§ **REQUIRED WORK**
Please print the whole listing below exactly as it stands.
******************************
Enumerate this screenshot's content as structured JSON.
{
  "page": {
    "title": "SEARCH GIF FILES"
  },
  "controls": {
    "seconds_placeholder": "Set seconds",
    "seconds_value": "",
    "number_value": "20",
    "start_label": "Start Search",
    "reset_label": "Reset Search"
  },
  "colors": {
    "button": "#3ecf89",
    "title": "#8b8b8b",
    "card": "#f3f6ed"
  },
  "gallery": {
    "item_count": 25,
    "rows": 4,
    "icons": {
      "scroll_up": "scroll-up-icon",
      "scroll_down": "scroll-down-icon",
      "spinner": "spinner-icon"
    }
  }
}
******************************
§ **RESPONSE BOX**
Enumerate this screenshot's content as structured JSON.
{
  "page": {
    "title": "SEARCH GIF FILES"
  },
  "controls": {
    "seconds_placeholder": "Set seconds",
    "seconds_value": "",
    "number_value": "20",
    "start_label": "Start Search",
    "reset_label": "Reset Search"
  },
  "colors": {
    "button": "#3ecf89",
    "title": "#8b8b8b",
    "card": "#f3f6ed"
  },
  "gallery": {
    "item_count": 25,
    "rows": 4,
    "icons": {
      "scroll_up": "scroll-up-icon",
      "scroll_down": "scroll-down-icon",
      "spinner": "spinner-icon"
    }
  }
}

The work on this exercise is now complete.